BEGIN

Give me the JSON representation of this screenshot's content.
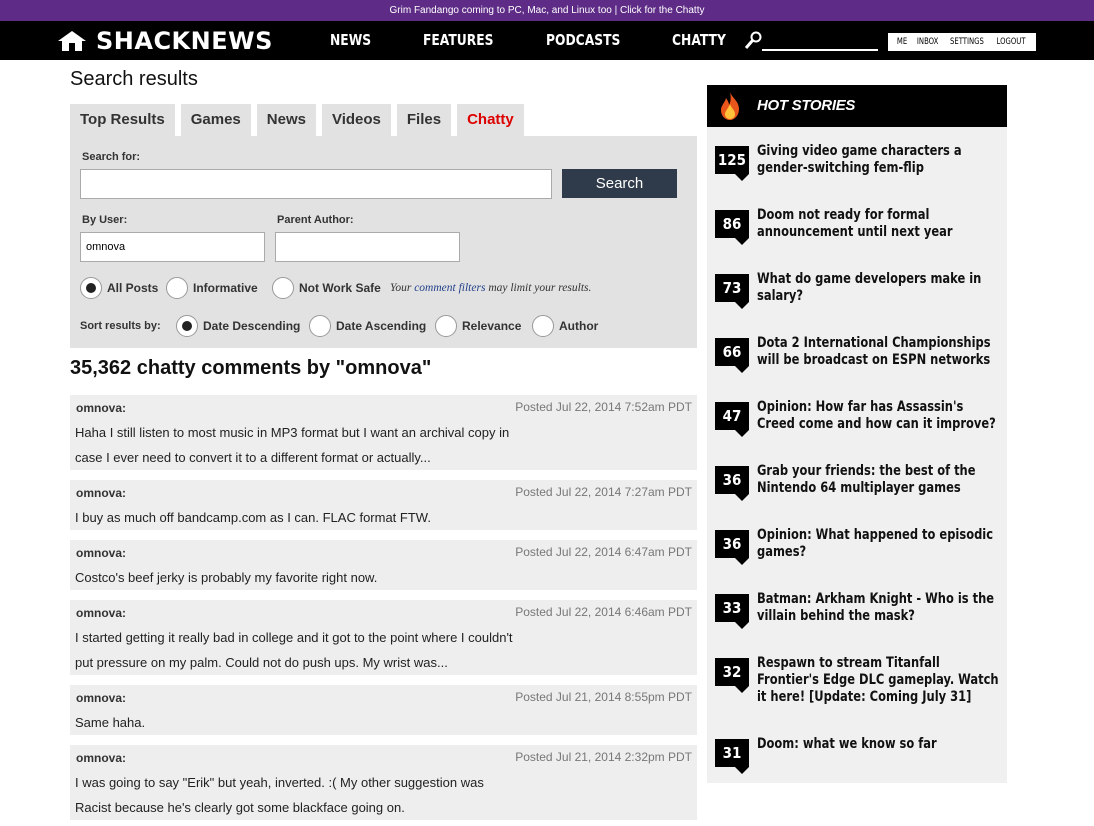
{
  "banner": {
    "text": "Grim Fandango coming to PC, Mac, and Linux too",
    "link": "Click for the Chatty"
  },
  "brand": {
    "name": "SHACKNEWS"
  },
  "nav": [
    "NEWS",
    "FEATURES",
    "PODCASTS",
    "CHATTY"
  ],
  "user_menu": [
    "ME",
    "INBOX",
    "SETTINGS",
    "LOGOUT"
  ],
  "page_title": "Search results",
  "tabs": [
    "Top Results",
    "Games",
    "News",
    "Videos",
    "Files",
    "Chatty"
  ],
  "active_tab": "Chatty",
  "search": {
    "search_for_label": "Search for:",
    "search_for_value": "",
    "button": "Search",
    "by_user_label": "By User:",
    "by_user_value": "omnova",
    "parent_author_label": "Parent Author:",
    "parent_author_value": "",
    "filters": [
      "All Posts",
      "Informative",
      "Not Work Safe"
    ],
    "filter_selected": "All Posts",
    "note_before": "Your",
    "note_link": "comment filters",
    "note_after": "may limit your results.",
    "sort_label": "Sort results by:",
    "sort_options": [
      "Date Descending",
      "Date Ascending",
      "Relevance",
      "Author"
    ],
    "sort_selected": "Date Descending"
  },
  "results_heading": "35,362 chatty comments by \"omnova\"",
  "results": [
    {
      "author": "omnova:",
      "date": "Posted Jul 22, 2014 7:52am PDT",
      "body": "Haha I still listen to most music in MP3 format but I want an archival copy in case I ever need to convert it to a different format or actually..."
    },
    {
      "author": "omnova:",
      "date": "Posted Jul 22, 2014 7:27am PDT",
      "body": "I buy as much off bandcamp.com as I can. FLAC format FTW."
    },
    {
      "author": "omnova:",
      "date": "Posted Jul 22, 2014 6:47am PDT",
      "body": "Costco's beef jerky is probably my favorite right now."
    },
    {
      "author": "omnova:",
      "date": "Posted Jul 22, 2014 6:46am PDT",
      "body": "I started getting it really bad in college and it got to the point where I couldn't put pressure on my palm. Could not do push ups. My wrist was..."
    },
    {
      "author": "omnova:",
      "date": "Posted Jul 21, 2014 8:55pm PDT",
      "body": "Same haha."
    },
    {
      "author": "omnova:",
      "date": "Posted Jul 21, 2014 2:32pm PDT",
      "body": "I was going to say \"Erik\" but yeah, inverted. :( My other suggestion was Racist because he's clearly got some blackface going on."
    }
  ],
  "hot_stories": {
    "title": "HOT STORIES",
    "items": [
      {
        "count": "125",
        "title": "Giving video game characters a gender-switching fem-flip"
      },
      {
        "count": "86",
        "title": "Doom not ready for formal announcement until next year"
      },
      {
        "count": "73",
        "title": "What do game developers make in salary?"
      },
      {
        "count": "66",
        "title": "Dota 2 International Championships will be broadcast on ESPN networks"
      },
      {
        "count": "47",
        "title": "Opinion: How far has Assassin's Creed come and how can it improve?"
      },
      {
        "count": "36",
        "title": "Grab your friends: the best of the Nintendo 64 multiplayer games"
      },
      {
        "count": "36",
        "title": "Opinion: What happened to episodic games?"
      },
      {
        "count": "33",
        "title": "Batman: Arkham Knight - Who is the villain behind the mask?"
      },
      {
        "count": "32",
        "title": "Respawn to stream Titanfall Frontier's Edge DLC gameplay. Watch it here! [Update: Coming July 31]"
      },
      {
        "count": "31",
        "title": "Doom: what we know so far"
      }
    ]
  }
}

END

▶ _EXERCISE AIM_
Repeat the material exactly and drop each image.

▶ _EXPECTED ANSWER_
Give me the JSON representation of this screenshot's content.
{
  "banner": {
    "text": "Grim Fandango coming to PC, Mac, and Linux too",
    "link": "Click for the Chatty"
  },
  "brand": {
    "name": "SHACKNEWS"
  },
  "nav": [
    "NEWS",
    "FEATURES",
    "PODCASTS",
    "CHATTY"
  ],
  "user_menu": [
    "ME",
    "INBOX",
    "SETTINGS",
    "LOGOUT"
  ],
  "page_title": "Search results",
  "tabs": [
    "Top Results",
    "Games",
    "News",
    "Videos",
    "Files",
    "Chatty"
  ],
  "active_tab": "Chatty",
  "search": {
    "search_for_label": "Search for:",
    "search_for_value": "",
    "button": "Search",
    "by_user_label": "By User:",
    "by_user_value": "omnova",
    "parent_author_label": "Parent Author:",
    "parent_author_value": "",
    "filters": [
      "All Posts",
      "Informative",
      "Not Work Safe"
    ],
    "filter_selected": "All Posts",
    "note_before": "Your",
    "note_link": "comment filters",
    "note_after": "may limit your results.",
    "sort_label": "Sort results by:",
    "sort_options": [
      "Date Descending",
      "Date Ascending",
      "Relevance",
      "Author"
    ],
    "sort_selected": "Date Descending"
  },
  "results_heading": "35,362 chatty comments by \"omnova\"",
  "results": [
    {
      "author": "omnova:",
      "date": "Posted Jul 22, 2014 7:52am PDT",
      "body": "Haha I still listen to most music in MP3 format but I want an archival copy in case I ever need to convert it to a different format or actually..."
    },
    {
      "author": "omnova:",
      "date": "Posted Jul 22, 2014 7:27am PDT",
      "body": "I buy as much off bandcamp.com as I can. FLAC format FTW."
    },
    {
      "author": "omnova:",
      "date": "Posted Jul 22, 2014 6:47am PDT",
      "body": "Costco's beef jerky is probably my favorite right now."
    },
    {
      "author": "omnova:",
      "date": "Posted Jul 22, 2014 6:46am PDT",
      "body": "I started getting it really bad in college and it got to the point where I couldn't put pressure on my palm. Could not do push ups. My wrist was..."
    },
    {
      "author": "omnova:",
      "date": "Posted Jul 21, 2014 8:55pm PDT",
      "body": "Same haha."
    },
    {
      "author": "omnova:",
      "date": "Posted Jul 21, 2014 2:32pm PDT",
      "body": "I was going to say \"Erik\" but yeah, inverted. :( My other suggestion was Racist because he's clearly got some blackface going on."
    }
  ],
  "hot_stories": {
    "title": "HOT STORIES",
    "items": [
      {
        "count": "125",
        "title": "Giving video game characters a gender-switching fem-flip"
      },
      {
        "count": "86",
        "title": "Doom not ready for formal announcement until next year"
      },
      {
        "count": "73",
        "title": "What do game developers make in salary?"
      },
      {
        "count": "66",
        "title": "Dota 2 International Championships will be broadcast on ESPN networks"
      },
      {
        "count": "47",
        "title": "Opinion: How far has Assassin's Creed come and how can it improve?"
      },
      {
        "count": "36",
        "title": "Grab your friends: the best of the Nintendo 64 multiplayer games"
      },
      {
        "count": "36",
        "title": "Opinion: What happened to episodic games?"
      },
      {
        "count": "33",
        "title": "Batman: Arkham Knight - Who is the villain behind the mask?"
      },
      {
        "count": "32",
        "title": "Respawn to stream Titanfall Frontier's Edge DLC gameplay. Watch it here! [Update: Coming July 31]"
      },
      {
        "count": "31",
        "title": "Doom: what we know so far"
      }
    ]
  }
}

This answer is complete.